### Material provided

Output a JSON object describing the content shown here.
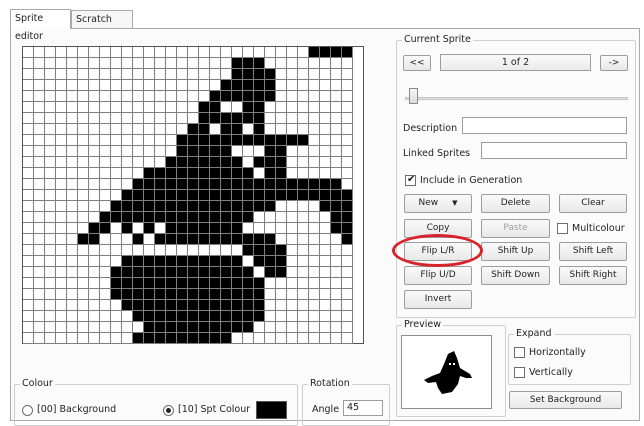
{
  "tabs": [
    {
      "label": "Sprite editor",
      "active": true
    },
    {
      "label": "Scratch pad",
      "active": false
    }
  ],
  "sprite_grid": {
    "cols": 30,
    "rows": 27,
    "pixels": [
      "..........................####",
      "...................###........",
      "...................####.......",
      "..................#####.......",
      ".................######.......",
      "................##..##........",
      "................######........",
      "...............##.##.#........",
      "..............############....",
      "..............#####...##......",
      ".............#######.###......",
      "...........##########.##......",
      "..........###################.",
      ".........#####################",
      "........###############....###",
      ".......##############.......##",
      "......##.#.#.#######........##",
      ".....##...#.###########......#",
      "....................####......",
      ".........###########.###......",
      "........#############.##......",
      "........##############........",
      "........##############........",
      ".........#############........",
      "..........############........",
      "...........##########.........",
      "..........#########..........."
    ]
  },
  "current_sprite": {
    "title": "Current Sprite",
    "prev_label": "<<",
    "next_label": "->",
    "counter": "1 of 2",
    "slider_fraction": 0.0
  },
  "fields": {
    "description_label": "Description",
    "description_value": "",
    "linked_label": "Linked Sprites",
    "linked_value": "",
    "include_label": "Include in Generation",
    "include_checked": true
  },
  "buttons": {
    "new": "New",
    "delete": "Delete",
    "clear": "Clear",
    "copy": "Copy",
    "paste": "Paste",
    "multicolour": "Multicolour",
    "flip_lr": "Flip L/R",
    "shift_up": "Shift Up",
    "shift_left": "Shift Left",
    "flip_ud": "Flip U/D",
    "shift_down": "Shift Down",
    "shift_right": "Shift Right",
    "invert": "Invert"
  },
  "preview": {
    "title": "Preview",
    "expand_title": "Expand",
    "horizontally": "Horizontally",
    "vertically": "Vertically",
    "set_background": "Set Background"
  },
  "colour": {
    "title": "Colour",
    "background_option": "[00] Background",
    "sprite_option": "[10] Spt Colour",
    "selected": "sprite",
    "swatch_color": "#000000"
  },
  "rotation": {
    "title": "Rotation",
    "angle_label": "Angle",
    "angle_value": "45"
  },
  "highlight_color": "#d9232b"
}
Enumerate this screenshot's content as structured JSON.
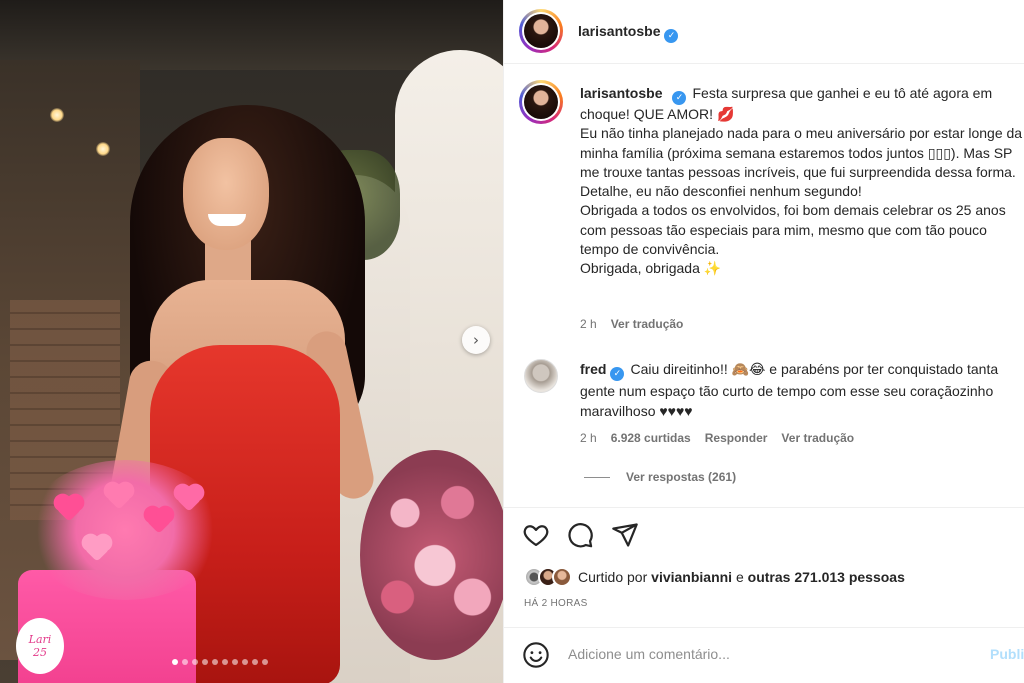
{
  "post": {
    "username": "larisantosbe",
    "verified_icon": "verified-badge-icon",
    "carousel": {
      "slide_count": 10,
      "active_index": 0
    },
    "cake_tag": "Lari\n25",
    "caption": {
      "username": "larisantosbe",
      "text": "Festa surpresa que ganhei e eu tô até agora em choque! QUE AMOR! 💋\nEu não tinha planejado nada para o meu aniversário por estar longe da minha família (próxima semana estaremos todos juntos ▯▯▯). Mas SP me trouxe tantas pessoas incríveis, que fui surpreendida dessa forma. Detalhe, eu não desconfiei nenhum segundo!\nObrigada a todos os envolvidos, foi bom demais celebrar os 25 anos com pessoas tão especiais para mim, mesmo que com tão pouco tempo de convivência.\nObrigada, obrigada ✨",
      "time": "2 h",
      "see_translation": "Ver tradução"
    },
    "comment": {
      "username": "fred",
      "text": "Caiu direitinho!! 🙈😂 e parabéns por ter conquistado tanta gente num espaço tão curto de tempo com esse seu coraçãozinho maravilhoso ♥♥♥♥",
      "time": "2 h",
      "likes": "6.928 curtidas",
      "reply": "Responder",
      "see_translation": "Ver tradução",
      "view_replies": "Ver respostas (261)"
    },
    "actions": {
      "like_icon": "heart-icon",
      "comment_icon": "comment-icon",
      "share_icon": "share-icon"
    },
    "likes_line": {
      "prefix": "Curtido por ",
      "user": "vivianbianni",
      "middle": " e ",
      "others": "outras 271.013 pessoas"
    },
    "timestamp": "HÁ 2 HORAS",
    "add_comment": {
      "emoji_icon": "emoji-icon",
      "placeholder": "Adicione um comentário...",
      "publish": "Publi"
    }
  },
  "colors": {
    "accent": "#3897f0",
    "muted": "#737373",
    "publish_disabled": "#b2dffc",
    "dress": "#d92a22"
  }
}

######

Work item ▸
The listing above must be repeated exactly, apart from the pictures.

Solved problem ▸
Output a JSON object describing the content shown here.
{
  "tabs": [
    {
      "label": "Sprite editor",
      "active": true
    },
    {
      "label": "Scratch pad",
      "active": false
    }
  ],
  "sprite_grid": {
    "cols": 30,
    "rows": 27,
    "pixels": [
      "..........................####",
      "...................###........",
      "...................####.......",
      "..................#####.......",
      ".................######.......",
      "................##..##........",
      "................######........",
      "...............##.##.#........",
      "..............############....",
      "..............#####...##......",
      ".............#######.###......",
      "...........##########.##......",
      "..........###################.",
      ".........#####################",
      "........###############....###",
      ".......##############.......##",
      "......##.#.#.#######........##",
      ".....##...#.###########......#",
      "....................####......",
      ".........###########.###......",
      "........#############.##......",
      "........##############........",
      "........##############........",
      ".........#############........",
      "..........############........",
      "...........##########.........",
      "..........#########..........."
    ]
  },
  "current_sprite": {
    "title": "Current Sprite",
    "prev_label": "<<",
    "next_label": "->",
    "counter": "1 of 2",
    "slider_fraction": 0.0
  },
  "fields": {
    "description_label": "Description",
    "description_value": "",
    "linked_label": "Linked Sprites",
    "linked_value": "",
    "include_label": "Include in Generation",
    "include_checked": true
  },
  "buttons": {
    "new": "New",
    "delete": "Delete",
    "clear": "Clear",
    "copy": "Copy",
    "paste": "Paste",
    "multicolour": "Multicolour",
    "flip_lr": "Flip L/R",
    "shift_up": "Shift Up",
    "shift_left": "Shift Left",
    "flip_ud": "Flip U/D",
    "shift_down": "Shift Down",
    "shift_right": "Shift Right",
    "invert": "Invert"
  },
  "preview": {
    "title": "Preview",
    "expand_title": "Expand",
    "horizontally": "Horizontally",
    "vertically": "Vertically",
    "set_background": "Set Background"
  },
  "colour": {
    "title": "Colour",
    "background_option": "[00] Background",
    "sprite_option": "[10] Spt Colour",
    "selected": "sprite",
    "swatch_color": "#000000"
  },
  "rotation": {
    "title": "Rotation",
    "angle_label": "Angle",
    "angle_value": "45"
  },
  "highlight_color": "#d9232b"
}
Enumerate this screenshot's content as structured JSON.
{
  "post": {
    "username": "larisantosbe",
    "verified_icon": "verified-badge-icon",
    "carousel": {
      "slide_count": 10,
      "active_index": 0
    },
    "cake_tag": "Lari\n25",
    "caption": {
      "username": "larisantosbe",
      "text": "Festa surpresa que ganhei e eu tô até agora em choque! QUE AMOR! 💋\nEu não tinha planejado nada para o meu aniversário por estar longe da minha família (próxima semana estaremos todos juntos ▯▯▯). Mas SP me trouxe tantas pessoas incríveis, que fui surpreendida dessa forma. Detalhe, eu não desconfiei nenhum segundo!\nObrigada a todos os envolvidos, foi bom demais celebrar os 25 anos com pessoas tão especiais para mim, mesmo que com tão pouco tempo de convivência.\nObrigada, obrigada ✨",
      "time": "2 h",
      "see_translation": "Ver tradução"
    },
    "comment": {
      "username": "fred",
      "text": "Caiu direitinho!! 🙈😂 e parabéns por ter conquistado tanta gente num espaço tão curto de tempo com esse seu coraçãozinho maravilhoso ♥♥♥♥",
      "time": "2 h",
      "likes": "6.928 curtidas",
      "reply": "Responder",
      "see_translation": "Ver tradução",
      "view_replies": "Ver respostas (261)"
    },
    "actions": {
      "like_icon": "heart-icon",
      "comment_icon": "comment-icon",
      "share_icon": "share-icon"
    },
    "likes_line": {
      "prefix": "Curtido por ",
      "user": "vivianbianni",
      "middle": " e ",
      "others": "outras 271.013 pessoas"
    },
    "timestamp": "HÁ 2 HORAS",
    "add_comment": {
      "emoji_icon": "emoji-icon",
      "placeholder": "Adicione um comentário...",
      "publish": "Publi"
    }
  },
  "colors": {
    "accent": "#3897f0",
    "muted": "#737373",
    "publish_disabled": "#b2dffc",
    "dress": "#d92a22"
  }
}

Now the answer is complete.